EXERCISE:
Using the data below, copy out all lines with the word "value".

SUPPLIED INFORMATION:

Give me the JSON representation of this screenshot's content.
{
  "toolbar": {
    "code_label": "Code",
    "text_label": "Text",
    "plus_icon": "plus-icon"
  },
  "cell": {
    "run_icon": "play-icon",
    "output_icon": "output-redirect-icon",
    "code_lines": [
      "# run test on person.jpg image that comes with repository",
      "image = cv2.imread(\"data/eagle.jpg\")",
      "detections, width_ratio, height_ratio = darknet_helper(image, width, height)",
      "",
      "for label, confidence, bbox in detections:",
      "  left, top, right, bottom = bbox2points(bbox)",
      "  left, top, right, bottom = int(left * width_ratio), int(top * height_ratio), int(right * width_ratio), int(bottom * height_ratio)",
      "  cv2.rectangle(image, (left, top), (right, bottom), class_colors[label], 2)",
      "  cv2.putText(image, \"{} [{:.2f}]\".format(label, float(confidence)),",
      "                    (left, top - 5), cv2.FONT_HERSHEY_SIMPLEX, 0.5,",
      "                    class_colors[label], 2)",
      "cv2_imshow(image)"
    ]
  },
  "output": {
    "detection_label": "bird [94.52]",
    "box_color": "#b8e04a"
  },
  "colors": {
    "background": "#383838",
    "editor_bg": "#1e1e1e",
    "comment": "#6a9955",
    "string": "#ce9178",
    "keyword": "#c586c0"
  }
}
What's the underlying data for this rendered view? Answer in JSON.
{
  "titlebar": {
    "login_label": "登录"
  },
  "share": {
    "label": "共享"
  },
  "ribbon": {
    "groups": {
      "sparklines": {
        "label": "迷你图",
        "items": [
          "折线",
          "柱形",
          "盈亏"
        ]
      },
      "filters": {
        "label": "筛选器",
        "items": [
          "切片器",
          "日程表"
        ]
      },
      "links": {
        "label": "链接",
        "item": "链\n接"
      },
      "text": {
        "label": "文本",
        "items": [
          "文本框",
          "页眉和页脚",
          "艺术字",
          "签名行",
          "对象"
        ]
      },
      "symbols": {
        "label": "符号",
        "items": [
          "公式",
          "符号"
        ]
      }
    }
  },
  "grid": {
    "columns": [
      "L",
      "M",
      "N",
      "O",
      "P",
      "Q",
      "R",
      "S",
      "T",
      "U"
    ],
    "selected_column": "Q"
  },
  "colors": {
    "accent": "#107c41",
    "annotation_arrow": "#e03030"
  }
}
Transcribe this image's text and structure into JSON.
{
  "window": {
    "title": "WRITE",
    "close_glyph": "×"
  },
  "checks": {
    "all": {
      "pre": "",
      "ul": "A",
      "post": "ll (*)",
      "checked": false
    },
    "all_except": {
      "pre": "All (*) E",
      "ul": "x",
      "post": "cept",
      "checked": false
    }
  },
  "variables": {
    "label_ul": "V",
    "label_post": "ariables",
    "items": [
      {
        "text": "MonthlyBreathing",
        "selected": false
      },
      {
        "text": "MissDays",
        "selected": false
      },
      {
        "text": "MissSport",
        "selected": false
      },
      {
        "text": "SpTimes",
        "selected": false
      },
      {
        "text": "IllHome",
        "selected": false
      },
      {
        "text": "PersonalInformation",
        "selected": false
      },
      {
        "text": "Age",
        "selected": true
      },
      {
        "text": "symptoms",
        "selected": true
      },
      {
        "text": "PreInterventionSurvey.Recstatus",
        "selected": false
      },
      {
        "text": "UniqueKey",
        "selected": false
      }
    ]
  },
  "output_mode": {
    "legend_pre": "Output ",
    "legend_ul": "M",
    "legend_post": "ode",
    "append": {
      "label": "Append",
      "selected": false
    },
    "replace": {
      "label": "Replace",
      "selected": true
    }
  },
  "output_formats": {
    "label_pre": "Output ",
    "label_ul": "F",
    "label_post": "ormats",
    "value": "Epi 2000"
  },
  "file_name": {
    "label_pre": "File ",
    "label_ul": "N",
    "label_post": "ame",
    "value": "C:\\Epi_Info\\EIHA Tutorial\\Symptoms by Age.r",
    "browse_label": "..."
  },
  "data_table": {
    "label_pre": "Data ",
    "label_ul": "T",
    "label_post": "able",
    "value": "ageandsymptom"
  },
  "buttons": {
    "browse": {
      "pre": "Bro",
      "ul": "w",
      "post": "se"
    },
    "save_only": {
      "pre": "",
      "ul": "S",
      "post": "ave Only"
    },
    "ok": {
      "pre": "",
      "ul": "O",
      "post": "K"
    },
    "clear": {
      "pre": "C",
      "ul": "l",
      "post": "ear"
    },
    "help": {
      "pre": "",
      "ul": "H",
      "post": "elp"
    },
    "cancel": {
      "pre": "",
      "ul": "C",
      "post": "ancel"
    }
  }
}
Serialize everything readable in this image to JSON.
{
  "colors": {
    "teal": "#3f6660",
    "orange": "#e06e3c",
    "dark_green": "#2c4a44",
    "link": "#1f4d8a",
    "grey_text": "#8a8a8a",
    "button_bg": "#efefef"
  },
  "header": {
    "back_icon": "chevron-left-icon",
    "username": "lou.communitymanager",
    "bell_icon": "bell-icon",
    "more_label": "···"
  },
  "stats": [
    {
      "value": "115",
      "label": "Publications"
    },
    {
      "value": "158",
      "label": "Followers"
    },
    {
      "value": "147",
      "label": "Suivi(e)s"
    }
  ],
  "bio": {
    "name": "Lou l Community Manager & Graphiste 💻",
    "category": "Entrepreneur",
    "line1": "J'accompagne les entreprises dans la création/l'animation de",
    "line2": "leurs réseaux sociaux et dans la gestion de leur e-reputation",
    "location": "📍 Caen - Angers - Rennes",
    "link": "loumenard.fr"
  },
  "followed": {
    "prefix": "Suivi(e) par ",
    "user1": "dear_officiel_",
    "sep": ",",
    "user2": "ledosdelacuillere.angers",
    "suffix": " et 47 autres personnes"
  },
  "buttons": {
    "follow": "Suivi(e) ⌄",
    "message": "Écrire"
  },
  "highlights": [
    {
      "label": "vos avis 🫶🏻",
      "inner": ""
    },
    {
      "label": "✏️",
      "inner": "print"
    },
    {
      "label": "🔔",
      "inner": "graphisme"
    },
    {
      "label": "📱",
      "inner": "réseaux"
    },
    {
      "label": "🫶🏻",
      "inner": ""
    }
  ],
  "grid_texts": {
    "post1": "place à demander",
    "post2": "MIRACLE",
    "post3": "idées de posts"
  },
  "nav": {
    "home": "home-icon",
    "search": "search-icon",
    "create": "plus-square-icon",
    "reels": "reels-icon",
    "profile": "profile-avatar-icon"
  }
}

COMPLETED TASK:
    "value": "Epi 2000"
    "value": "C:\\Epi_Info\\EIHA Tutorial\\Symptoms by Age.r",
    "value": "ageandsymptom"
      "value": "115",
      "value": "158",
      "value": "147",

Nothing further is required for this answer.